Lender goes to the British HC against 5 Indians and an American who made off with Rs 271 crore in unpaid loans.
New Delhi: It’s not just jeweller Nirav Modi and his uncle Mehul Choksi who have run away with Rs 13,000 crore of Punjab National Bank’s money. It now turns out that the fraud-hit bank has been robbed of another Rs 271 crore by a group of businessmen in UK using similar modus operandi.
The UK subsidiary of PNB has filed a case in the British High Court against five Indians, one American and three companies for fraudulently misleading the bank into lending them millions of dollars.
In its suit, PNB (International), which has seven branches in the UK, claimed that the individuals and companies “duped it” into lending them money with “fraudulent misrepresentation in respect of numerous loans” and eventually breached the contract too.
PNB has been in the news recently over the Rs 14,357 crore fraud involving Modi and Choksi. The duo defrauded the bank by raising credit overseas with fake guarantees issued by rogue PNB staff. This alone resulted in the bank’s January-March (FY18) quarter losses soaring to Rs 13,417 crore, the highest in the history of a public sector bank.

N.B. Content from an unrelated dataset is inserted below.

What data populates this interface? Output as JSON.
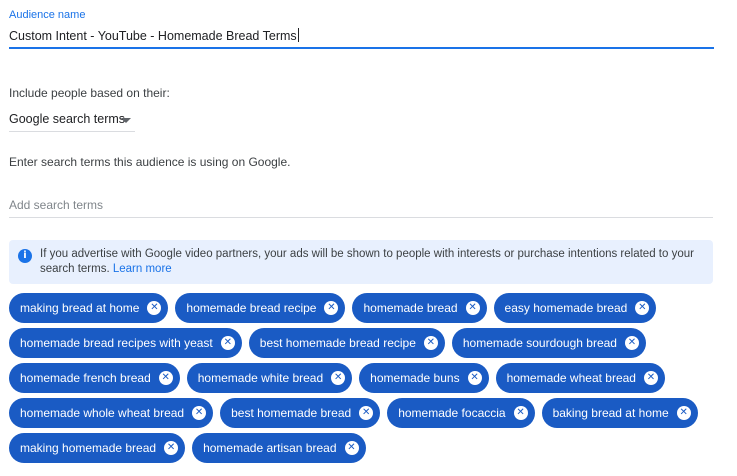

The bank’s suit in Britain claims that it advanced loans in dollars from London to four companies registered in the US between 2011 and 2014. The companies — South Eastern Petroleum LLC (SEPL), Pesco Beam USA, Trishe Wind and Trishe Resources — were all operating in the renewable energy sector and the loans were given “to assist in the financing of the construction of a lube oil re-refining unit in South Carolina, and the development and sale of wind energy projects.”
However, as it turned out, the companies seemed uninterested in running power operations but siphoned off the PNB money awarded as loan in a “scheme that was fraudulent from the outset.” These entities also made false claims about their balance sheets and status of projects to secure the loan.
As per PNB records, SEPL, which operates an oil recycling plant in South Carolina, received $17 million in loans in March 2011 with $10 million coming from PNB and $7million from the Bank of Baroda.
In October, PNB gave another $1.5 million to SEPL and in June 2012, both banks advanced a further $3 million. None of these loans have been repaid and SEPL has in fact gone into liquidation now.
The other company being sued is Pesco Beam Environmental Solutions, which specialises in engineered and manufactured systems in oil re-refining. Pesco Beam India is based in Chennai. Pesco Beam has a US subsidiary based in Virginia, which also received loans of $13 million and has not paid the bank back.
The American in this group, Staengl, has also been sued for not adhering to loan repayment cycle. Staengl has claimed that there was no fraud and it was a “legitimate loan.” The business failed due to market conditions.
PNB is also suing Trishe Resources, a wind energy company in the US, and its owners Vathsala Ranganathan, Ramkumar Narasimhan and Ravi Srinivasan, who all live in Chennai. PNB alleged that Trishe Wind borrowed $10m and Trishe Resources $3m and these loans remain unpaid. In 2014, Trishe Wind in the US was declared bankrupt and its assets and liabilities were transferred to Trishe Resources.
Sources said PNB in its suit has claimed all the parties had fraudulently misrepresented that Indian conglomerate Shriram Group was backing their projects.
“The claimants would not have advanced such large sums of money to the defendants had it been informed that these individuals were operating on their own and had no connection with or prospective financial backing from Shriram Group,” PNB’s claim stated.
It added: “The defendants acted jointly and in concert in making the fraudulent misrepresentations and all the defendants are interconnected and all have benefited from the claim that the Shriram Group was financially supporting SEPL and Trishe Wind.”
Nicholas Vineall QC, the barrister for eight of the defendants, claimed that the loans to SEPL and the initial $10 m to Pesco Beam were given to “support the completion of an oil re-refining plant.”
The subsequent $2 million loan was made in an attempt to rescue the re-refinery project which was by then in difficulties, said Vineall in his written submissions.
“The business of the borrowers failed as a result of economic pressure on renewable energy businesses in the US created by the massive rise in shale gas extraction and the falling oil price and/or poor management. Given that the claimant bank is out of pocket, it is not surprising that the claimant has commenced proceedings,” he added.
Interestingly, in defence of his clients using the Shriram Group’s name, Vineall said: “Shriram is a common business name in India because it refers to the Indian god Ram.” He argued that his clients never claimed they were being backed by the “Shriram Group” but by “Shriram Auto Finance.”